### The Sample Mean and Variance from a Normal Sample

Recall that our random sample consists of independent, identically distributed random variables

(X1, X2, ..., Xn)

and that the sample mean and variance are defined by

#### Independence of the sample mean and variance

Let us first note a simple but interesting fact.

1. Use basic properties of covariance to show that for each i, following random variables are uncorrelated:

For the remainder of this section, we will derive some special and somewhat surprising properties of the sample mean and variance when we are sampling from a normal distribution. Our analysis hinges on the sample mean and the vector of deviations from the sample mean:

2. Show that

and hence show that the sample variance can be written as a function of D.

3. Show that the sample mean and the vector D have a joint multivariate normal distribution.

4. Use the results of Exercises 1, 2, and 3 to show that the sample mean and the vector D are independent.

5. Use the result of Exercise 3 to show that the sample mean and sample variance are independent.

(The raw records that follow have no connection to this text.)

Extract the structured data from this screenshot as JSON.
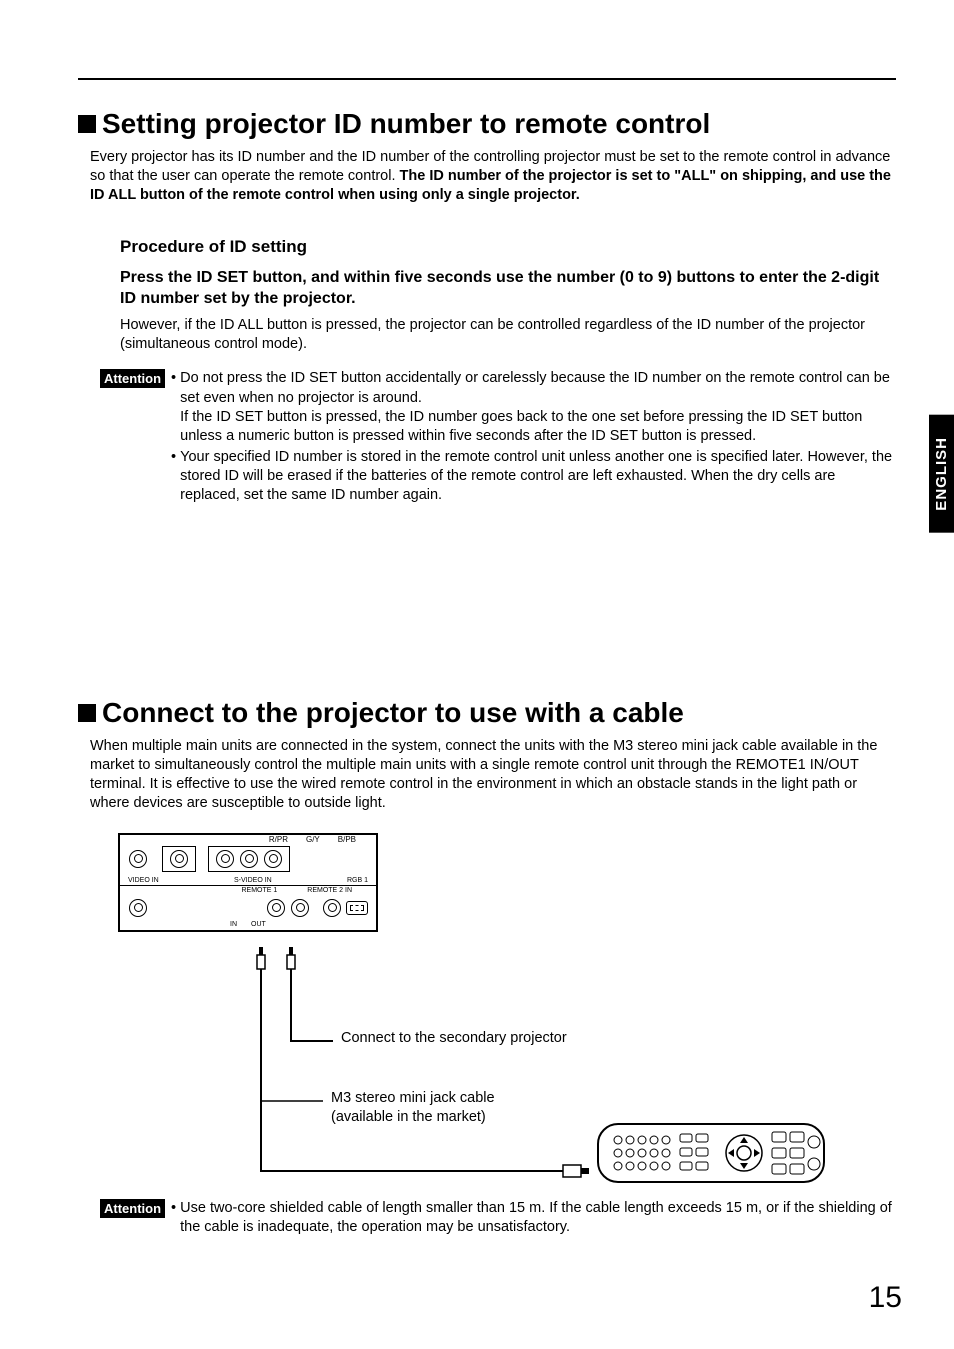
{
  "language_tab": "ENGLISH",
  "page_number": "15",
  "section1": {
    "title": "Setting projector ID number to remote control",
    "intro_plain": "Every projector has its ID number and the ID number of the controlling projector must be set to the remote control in advance so that the user can operate the remote control. ",
    "intro_bold": "The ID number of the projector is set to \"ALL\" on shipping, and use the ID ALL button of the remote control when using only a single projector.",
    "sub_heading": "Procedure of ID setting",
    "step": "Press the ID SET button, and within five seconds use the number (0 to 9) buttons to enter the 2-digit ID number set by the projector.",
    "step_body": "However, if the ID ALL button is pressed, the projector can be controlled regardless of the ID number of the projector (simultaneous control mode).",
    "attention_label": "Attention",
    "attention_items": [
      "Do not press the ID SET button accidentally or carelessly because the ID number on the remote control can be set even when no projector is around.\nIf the ID SET button is pressed, the ID number goes back to the one set before pressing the ID SET button unless a numeric button is pressed within five seconds after the ID SET button is pressed.",
      "Your specified ID number is stored in the remote control unit unless another one is specified later. However, the stored ID will be erased if the batteries of the remote control are left exhausted. When the dry cells are replaced, set the same ID number again."
    ]
  },
  "section2": {
    "title": "Connect to the projector to use with a cable",
    "intro": "When multiple main units are connected in the system, connect the units with the M3 stereo mini jack cable available in the market to simultaneously control the multiple main units with a single remote control unit through the REMOTE1 IN/OUT terminal. It is effective to use the wired remote control in the environment in which an obstacle stands in the light path or where devices are susceptible to outside light.",
    "panel_labels": {
      "r_pr": "R/PR",
      "g_y": "G/Y",
      "b_pb": "B/PB",
      "video_in": "VIDEO IN",
      "svideo_in": "S-VIDEO IN",
      "rgb1": "RGB 1",
      "remote1": "REMOTE 1",
      "remote2in": "REMOTE 2 IN",
      "in": "IN",
      "out": "OUT"
    },
    "captions": {
      "secondary": "Connect to the secondary projector",
      "cable": "M3 stereo mini jack cable (available in the market)"
    },
    "attention_label": "Attention",
    "attention_items": [
      "Use two-core shielded cable of length smaller than 15 m. If the cable length exceeds 15 m, or if the shielding of the cable is inadequate, the operation may be unsatisfactory."
    ]
  }
}
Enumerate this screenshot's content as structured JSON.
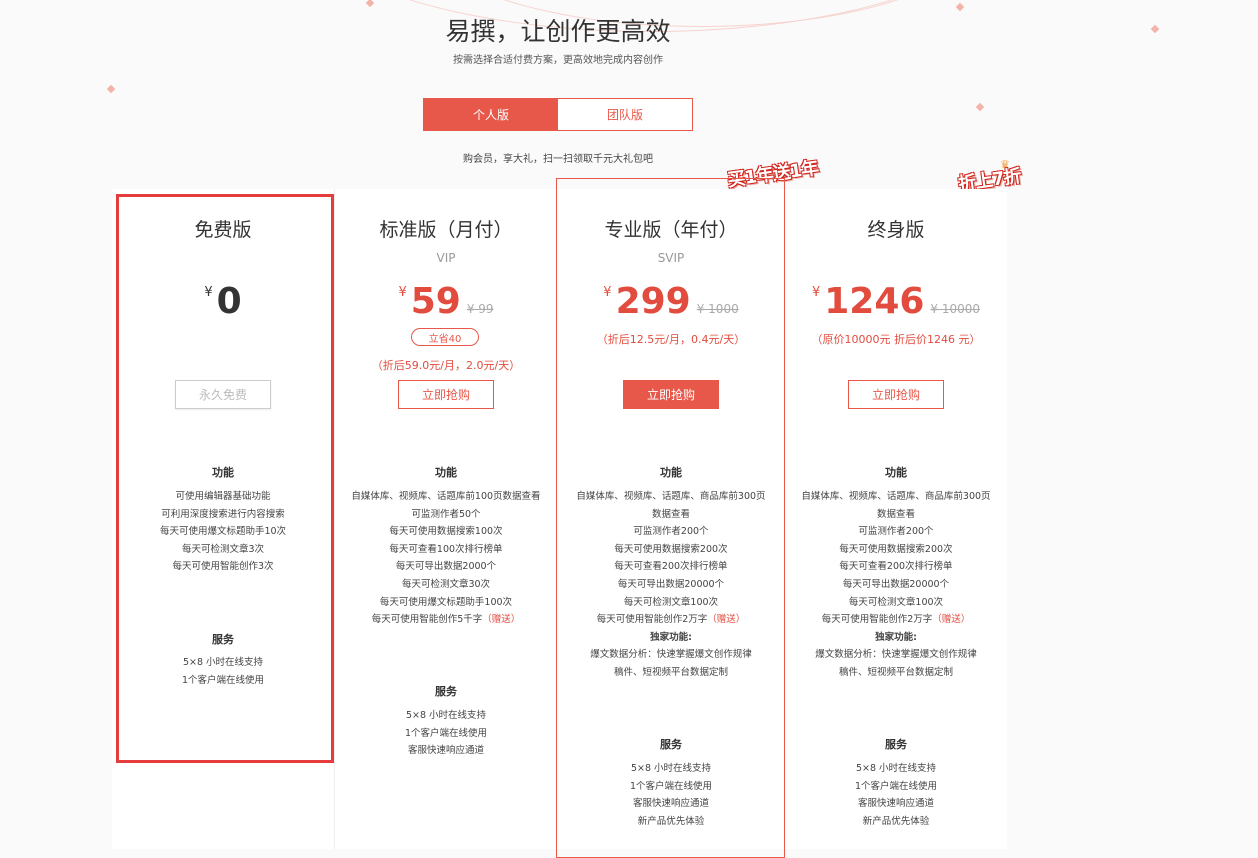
{
  "header": {
    "title": "易撰，让创作更高效",
    "subtitle": "按需选择合适付费方案，更高效地完成内容创作"
  },
  "tabs": [
    {
      "label": "个人版",
      "active": true
    },
    {
      "label": "团队版",
      "active": false
    }
  ],
  "promo_text": "购会员，享大礼，扫一扫领取千元大礼包吧",
  "ribbons": {
    "pro": "买1年送1年",
    "lifetime": "折上7折"
  },
  "plans": [
    {
      "name": "免费版",
      "currency": "¥",
      "price": "0",
      "button": "永久免费",
      "features_title": "功能",
      "features": [
        "可使用编辑器基础功能",
        "可利用深度搜索进行内容搜索",
        "每天可使用爆文标题助手10次",
        "每天可检测文章3次",
        "每天可使用智能创作3次"
      ],
      "service_title": "服务",
      "services": [
        "5×8 小时在线支持",
        "1个客户端在线使用"
      ]
    },
    {
      "name": "标准版（月付）",
      "tier": "VIP",
      "currency": "¥",
      "price": "59",
      "original_price": "¥ 99",
      "save_badge": "立省40",
      "note": "（折后59.0元/月，2.0元/天）",
      "button": "立即抢购",
      "features_title": "功能",
      "features": [
        "自媒体库、视频库、话题库前100页数据查看",
        "可监测作者50个",
        "每天可使用数据搜索100次",
        "每天可查看100次排行榜单",
        "每天可导出数据2000个",
        "每天可检测文章30次",
        "每天可使用爆文标题助手100次",
        "每天可使用智能创作5千字"
      ],
      "gift": "（赠送）",
      "service_title": "服务",
      "services": [
        "5×8 小时在线支持",
        "1个客户端在线使用",
        "客服快速响应通道"
      ]
    },
    {
      "name": "专业版（年付）",
      "tier": "SVIP",
      "currency": "¥",
      "price": "299",
      "original_price": "¥ 1000",
      "note": "（折后12.5元/月，0.4元/天）",
      "button": "立即抢购",
      "features_title": "功能",
      "features": [
        "自媒体库、视频库、话题库、商品库前300页",
        "数据查看",
        "可监测作者200个",
        "每天可使用数据搜索200次",
        "每天可查看200次排行榜单",
        "每天可导出数据20000个",
        "每天可检测文章100次",
        "每天可使用智能创作2万字"
      ],
      "gift": "（赠送）",
      "exclusive_title": "独家功能:",
      "exclusive": [
        "爆文数据分析：快速掌握爆文创作规律",
        "稿件、短视频平台数据定制"
      ],
      "service_title": "服务",
      "services": [
        "5×8 小时在线支持",
        "1个客户端在线使用",
        "客服快速响应通道",
        "新产品优先体验"
      ]
    },
    {
      "name": "终身版",
      "currency": "¥",
      "price": "1246",
      "original_price": "¥ 10000",
      "note": "（原价10000元 折后价1246 元）",
      "button": "立即抢购",
      "features_title": "功能",
      "features": [
        "自媒体库、视频库、话题库、商品库前300页",
        "数据查看",
        "可监测作者200个",
        "每天可使用数据搜索200次",
        "每天可查看200次排行榜单",
        "每天可导出数据20000个",
        "每天可检测文章100次",
        "每天可使用智能创作2万字"
      ],
      "gift": "（赠送）",
      "exclusive_title": "独家功能:",
      "exclusive": [
        "爆文数据分析：快速掌握爆文创作规律",
        "稿件、短视频平台数据定制"
      ],
      "service_title": "服务",
      "services": [
        "5×8 小时在线支持",
        "1个客户端在线使用",
        "客服快速响应通道",
        "新产品优先体验"
      ]
    }
  ],
  "colors": {
    "accent": "#e8584a",
    "price_red": "#e24c3e",
    "highlight_border": "#e53d3d"
  }
}
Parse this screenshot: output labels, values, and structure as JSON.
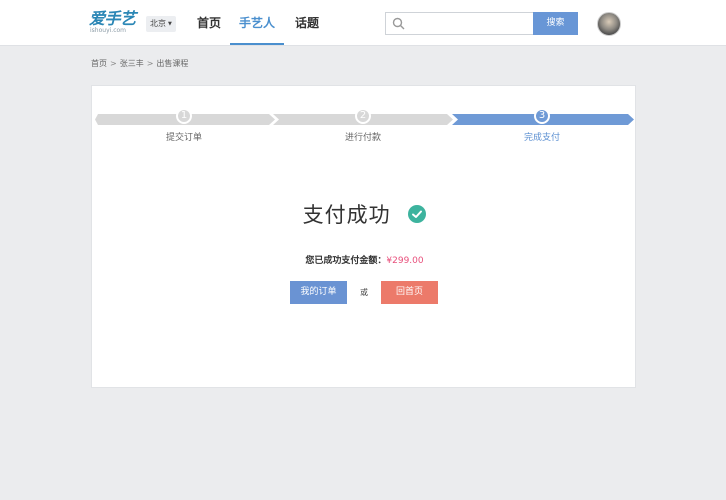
{
  "header": {
    "logo_main": "爱手艺",
    "logo_sub": "ishouyi.com",
    "city": "北京",
    "nav": [
      {
        "label": "首页"
      },
      {
        "label": "手艺人",
        "active": true
      },
      {
        "label": "话题"
      }
    ],
    "search": {
      "placeholder": "",
      "value": "",
      "button_label": "搜索"
    },
    "accent_color": "#6896d6"
  },
  "breadcrumb": {
    "items": [
      "首页",
      "张三丰",
      "出售课程"
    ],
    "separator": ">"
  },
  "steps": [
    {
      "num": "1",
      "label": "提交订单",
      "active": false
    },
    {
      "num": "2",
      "label": "进行付款",
      "active": false
    },
    {
      "num": "3",
      "label": "完成支付",
      "active": true
    }
  ],
  "result": {
    "title": "支付成功",
    "amount_label": "您已成功支付金额：",
    "amount_value": "¥299.00",
    "amount_color": "#e8507c",
    "success_color": "#3db39e"
  },
  "actions": {
    "orders_label": "我的订单",
    "or_label": "或",
    "home_label": "回首页",
    "orders_color": "#6a93d3",
    "home_color": "#ec7a6a"
  }
}
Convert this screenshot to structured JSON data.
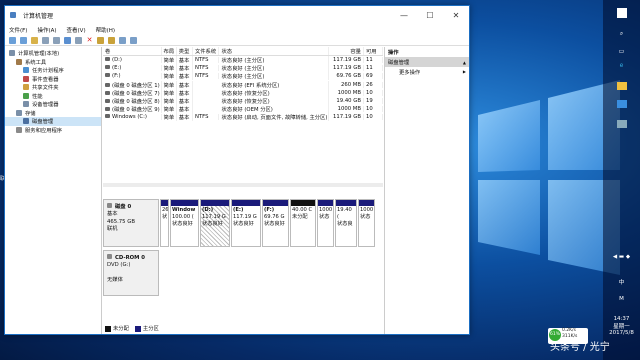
{
  "window": {
    "title": "计算机管理",
    "minimize": "—",
    "maximize": "☐",
    "close": "✕"
  },
  "menu": [
    "文件(F)",
    "操作(A)",
    "查看(V)",
    "帮助(H)"
  ],
  "tree": [
    {
      "label": "计算机管理(本地)",
      "indent": 0,
      "selected": false
    },
    {
      "label": "系统工具",
      "indent": 1,
      "selected": false
    },
    {
      "label": "任务计划程序",
      "indent": 2,
      "selected": false
    },
    {
      "label": "事件查看器",
      "indent": 2,
      "selected": false
    },
    {
      "label": "共享文件夹",
      "indent": 2,
      "selected": false
    },
    {
      "label": "性能",
      "indent": 2,
      "selected": false
    },
    {
      "label": "设备管理器",
      "indent": 2,
      "selected": false
    },
    {
      "label": "存储",
      "indent": 1,
      "selected": false
    },
    {
      "label": "磁盘管理",
      "indent": 2,
      "selected": true
    },
    {
      "label": "服务和应用程序",
      "indent": 1,
      "selected": false
    }
  ],
  "volume_headers": [
    "卷",
    "布局",
    "类型",
    "文件系统",
    "状态",
    "容量",
    "可用"
  ],
  "volumes": [
    [
      "(D:)",
      "简单",
      "基本",
      "NTFS",
      "状态良好 (主分区)",
      "117.19 GB",
      "11"
    ],
    [
      "(E:)",
      "简单",
      "基本",
      "NTFS",
      "状态良好 (主分区)",
      "117.19 GB",
      "11"
    ],
    [
      "(F:)",
      "简单",
      "基本",
      "NTFS",
      "状态良好 (主分区)",
      "69.76 GB",
      "69"
    ],
    [
      "(磁盘 0 磁盘分区 1)",
      "简单",
      "基本",
      "",
      "状态良好 (EFI 系统分区)",
      "260 MB",
      "26"
    ],
    [
      "(磁盘 0 磁盘分区 7)",
      "简单",
      "基本",
      "",
      "状态良好 (恢复分区)",
      "1000 MB",
      "10"
    ],
    [
      "(磁盘 0 磁盘分区 8)",
      "简单",
      "基本",
      "",
      "状态良好 (恢复分区)",
      "19.40 GB",
      "19"
    ],
    [
      "(磁盘 0 磁盘分区 9)",
      "简单",
      "基本",
      "",
      "状态良好 (OEM 分区)",
      "1000 MB",
      "10"
    ],
    [
      "Windows (C:)",
      "简单",
      "基本",
      "NTFS",
      "状态良好 (启动, 页面文件, 故障转储, 主分区)",
      "117.19 GB",
      "10"
    ]
  ],
  "disk0": {
    "name": "磁盘 0",
    "type": "基本",
    "size": "465.75 GB",
    "status": "联机",
    "partitions": [
      {
        "name": "",
        "size": "26",
        "status": "状",
        "color": "#1a1a7a",
        "width": 9
      },
      {
        "name": "Window",
        "size": "100.00 (",
        "status": "状态良好",
        "color": "#1a1a7a",
        "width": 29
      },
      {
        "name": "(D:)",
        "size": "117.19 G",
        "status": "状态良好",
        "color": "#1a1a7a",
        "width": 30,
        "hatched": true
      },
      {
        "name": "(E:)",
        "size": "117.19 G",
        "status": "状态良好",
        "color": "#1a1a7a",
        "width": 30
      },
      {
        "name": "(F:)",
        "size": "69.76 G",
        "status": "状态良好",
        "color": "#1a1a7a",
        "width": 27
      },
      {
        "name": "",
        "size": "40.00 C",
        "status": "未分配",
        "color": "#111",
        "width": 26
      },
      {
        "name": "",
        "size": "1000",
        "status": "状态",
        "color": "#1a1a7a",
        "width": 17
      },
      {
        "name": "",
        "size": "19.40 (",
        "status": "状态良",
        "color": "#1a1a7a",
        "width": 22
      },
      {
        "name": "",
        "size": "1000",
        "status": "状态",
        "color": "#1a1a7a",
        "width": 17
      }
    ]
  },
  "cdrom": {
    "name": "CD-ROM 0",
    "type": "DVD (G:)",
    "media": "无媒体"
  },
  "legend": [
    {
      "label": "未分配",
      "color": "#111"
    },
    {
      "label": "主分区",
      "color": "#1a1a7a"
    }
  ],
  "actions": {
    "header": "操作",
    "section": "磁盘管理",
    "section_arrow": "▲",
    "item": "更多操作",
    "item_arrow": "▶"
  },
  "taskbar": {
    "time": "14:37",
    "day": "星期一",
    "date": "2017/5/8",
    "ime": "中",
    "ime2": "M"
  },
  "network": {
    "percent": "61%",
    "up": "0.2K/s",
    "down": "311K/s"
  },
  "watermark": "头条号 / 光宁",
  "left_edge": "联"
}
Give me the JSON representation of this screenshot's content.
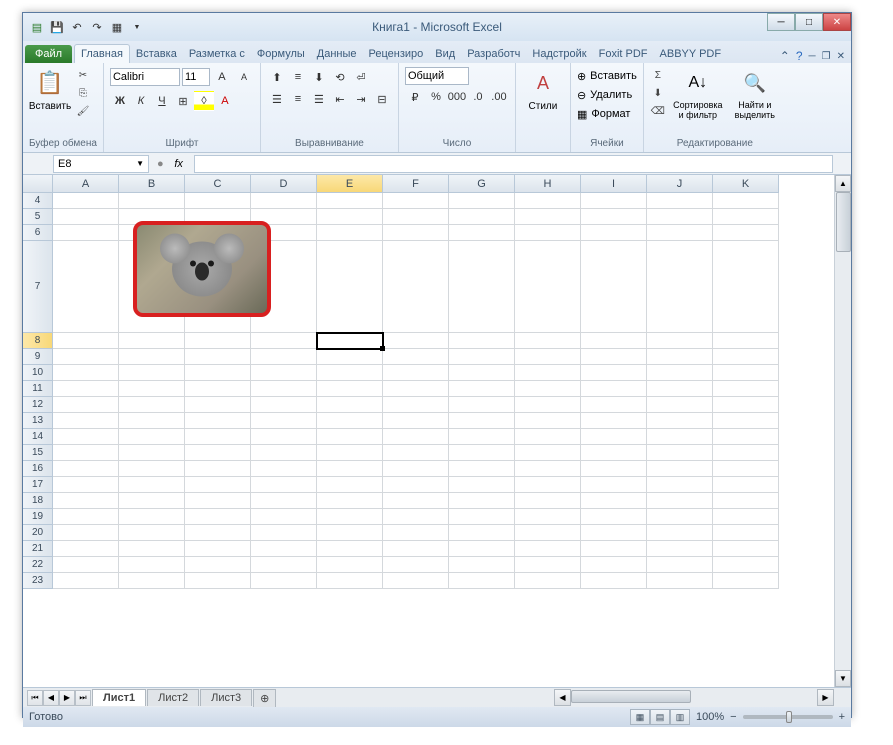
{
  "title": "Книга1 - Microsoft Excel",
  "tabs": {
    "file": "Файл",
    "list": [
      "Главная",
      "Вставка",
      "Разметка с",
      "Формулы",
      "Данные",
      "Рецензиро",
      "Вид",
      "Разработч",
      "Надстройк",
      "Foxit PDF",
      "ABBYY PDF"
    ],
    "active": "Главная"
  },
  "ribbon": {
    "clipboard": {
      "label": "Буфер обмена",
      "paste": "Вставить"
    },
    "font": {
      "label": "Шрифт",
      "name": "Calibri",
      "size": "11"
    },
    "alignment": {
      "label": "Выравнивание"
    },
    "number": {
      "label": "Число",
      "format": "Общий"
    },
    "styles": {
      "label": "",
      "styles_btn": "Стили"
    },
    "cells": {
      "label": "Ячейки",
      "insert": "Вставить",
      "delete": "Удалить",
      "format": "Формат"
    },
    "editing": {
      "label": "Редактирование",
      "sort": "Сортировка и фильтр",
      "find": "Найти и выделить"
    }
  },
  "namebox": "E8",
  "columns": [
    "A",
    "B",
    "C",
    "D",
    "E",
    "F",
    "G",
    "H",
    "I",
    "J",
    "K"
  ],
  "selected_col": "E",
  "rows": [
    4,
    5,
    6,
    7,
    8,
    9,
    10,
    11,
    12,
    13,
    14,
    15,
    16,
    17,
    18,
    19,
    20,
    21,
    22,
    23
  ],
  "selected_row": 8,
  "tall_row": 7,
  "sheets": [
    "Лист1",
    "Лист2",
    "Лист3"
  ],
  "active_sheet": "Лист1",
  "status": "Готово",
  "zoom": "100%",
  "image_desc": "koala"
}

#### The distribution of the sample variance

The next sequence of exercises derives the distribution of a certain multiple of the sample variance.

6. Show that

7. Use the result of Exercise 6 to show that

8. Show that

1. The random variable on the left side of the equation in Exercise 7 has the chi-square distribution with n degrees of freedom.
2. The second term on the right in Exercise 6 has the chi-square distribution with 1 degree of freedom.

9. Use the result of Exercise 8 and moment generating functions to show that

has the chi-squared distribution with n - 1 degrees of freedom.